Phil Haun's edition of pre–World War II Air Corps Tactical School lectures provides a fascinating firsthand look at planning for known unknowns. Their authors knew that a new war was coming, that airpower would play a major role in its conduct, and that the United States wouldn't be able to avoid getting involved. How these things would happen, though, couldn't yet be known. That made it a clear necessity to envision an unclear future. This book shows how—and how well—that was done.~John Lewis Gaddis, Yale University
Phil Haun leverages his 29-year career in the US Air Force, including multiple combat tours as an A-10 pilot, and his broad formal education, to lay out the United States' understanding of air power and evaluate its originality, strengths, and limitations. His crystalline analysis of reprinted lectures delivered in the 1930s at the Air Corps Tactical School (ACTS) reveals a uniquely American approach to air power that the ACTS faculty then operationalized in World War II. The book strips away the myths about US versus British air power to show its essential but not decisive role in the war's outcome and reveals the ACTS lectures as the origin and foundation of US theories of air power.~SCM Paine, William S. Sims University Professor, US Naval War College

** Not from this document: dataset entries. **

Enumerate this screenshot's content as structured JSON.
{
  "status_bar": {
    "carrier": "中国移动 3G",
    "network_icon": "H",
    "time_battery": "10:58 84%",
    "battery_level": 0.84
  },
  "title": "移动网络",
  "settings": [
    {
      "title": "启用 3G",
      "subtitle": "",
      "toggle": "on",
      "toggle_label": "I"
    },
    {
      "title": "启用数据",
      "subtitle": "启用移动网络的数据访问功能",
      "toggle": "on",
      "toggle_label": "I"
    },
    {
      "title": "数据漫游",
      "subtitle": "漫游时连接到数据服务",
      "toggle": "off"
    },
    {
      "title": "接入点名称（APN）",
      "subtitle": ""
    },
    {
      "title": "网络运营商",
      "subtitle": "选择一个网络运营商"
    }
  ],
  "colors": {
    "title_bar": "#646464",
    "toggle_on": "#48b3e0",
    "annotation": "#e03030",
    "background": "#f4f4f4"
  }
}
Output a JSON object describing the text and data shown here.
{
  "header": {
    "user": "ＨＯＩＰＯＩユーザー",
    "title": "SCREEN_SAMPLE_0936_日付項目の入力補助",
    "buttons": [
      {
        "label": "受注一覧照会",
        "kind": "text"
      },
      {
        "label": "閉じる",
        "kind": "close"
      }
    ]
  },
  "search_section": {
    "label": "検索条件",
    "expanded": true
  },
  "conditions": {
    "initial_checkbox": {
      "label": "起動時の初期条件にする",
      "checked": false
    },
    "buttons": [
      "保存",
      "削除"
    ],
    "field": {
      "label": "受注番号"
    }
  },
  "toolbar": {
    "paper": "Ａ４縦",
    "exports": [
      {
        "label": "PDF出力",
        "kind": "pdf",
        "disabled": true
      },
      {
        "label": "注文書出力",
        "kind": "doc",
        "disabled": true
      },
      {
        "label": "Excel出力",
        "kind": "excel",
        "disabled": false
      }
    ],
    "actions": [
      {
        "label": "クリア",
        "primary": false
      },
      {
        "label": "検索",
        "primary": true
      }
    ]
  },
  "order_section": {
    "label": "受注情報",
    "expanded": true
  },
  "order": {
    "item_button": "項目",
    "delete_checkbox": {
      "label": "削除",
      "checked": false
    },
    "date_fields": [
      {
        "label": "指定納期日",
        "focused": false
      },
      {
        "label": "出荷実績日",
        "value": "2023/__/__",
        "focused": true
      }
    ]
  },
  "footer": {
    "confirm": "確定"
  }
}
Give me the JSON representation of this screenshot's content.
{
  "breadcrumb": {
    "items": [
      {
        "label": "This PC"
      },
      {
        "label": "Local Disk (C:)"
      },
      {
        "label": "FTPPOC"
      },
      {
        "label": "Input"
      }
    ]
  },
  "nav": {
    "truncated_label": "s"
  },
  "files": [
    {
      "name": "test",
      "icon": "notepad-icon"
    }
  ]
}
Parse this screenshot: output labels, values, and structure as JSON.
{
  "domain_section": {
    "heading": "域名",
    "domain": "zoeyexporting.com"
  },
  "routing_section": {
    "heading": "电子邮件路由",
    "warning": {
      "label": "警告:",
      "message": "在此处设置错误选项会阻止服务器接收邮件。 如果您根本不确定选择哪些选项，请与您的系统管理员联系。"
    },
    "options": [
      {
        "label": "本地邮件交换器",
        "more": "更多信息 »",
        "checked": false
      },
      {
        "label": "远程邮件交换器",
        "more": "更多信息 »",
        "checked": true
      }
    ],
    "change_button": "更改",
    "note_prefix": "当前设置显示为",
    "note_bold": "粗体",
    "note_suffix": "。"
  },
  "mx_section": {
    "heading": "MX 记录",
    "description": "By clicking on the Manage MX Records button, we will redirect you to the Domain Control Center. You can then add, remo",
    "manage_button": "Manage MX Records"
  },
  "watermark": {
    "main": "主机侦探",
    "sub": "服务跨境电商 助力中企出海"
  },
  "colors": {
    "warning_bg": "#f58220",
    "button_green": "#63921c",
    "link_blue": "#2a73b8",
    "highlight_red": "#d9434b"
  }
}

With the publication of this volume, Phil Haun has done a great service to the study of air power strategy. He has retrieved the original set of lectures delivered at the Air Corps Tactical School (ACTS) in the late 1930s—lectures that have never been published before and laid the foundations for the strategy of high-altitude daylight precision bombing employed by the United States against Germany. Together with his excellent introduction and conclusion, these essays provide great insight into the evolution of air power strategy before World War II.~Robert J. Art, author of A Grand Strategy for America
I would recommend [this book] highly to anyone interested in the U.S. Army Air Force in World War II, as it provides important background for our bombing strategy in that conflict.~Gordon Bliss, The Journal of America's Military Past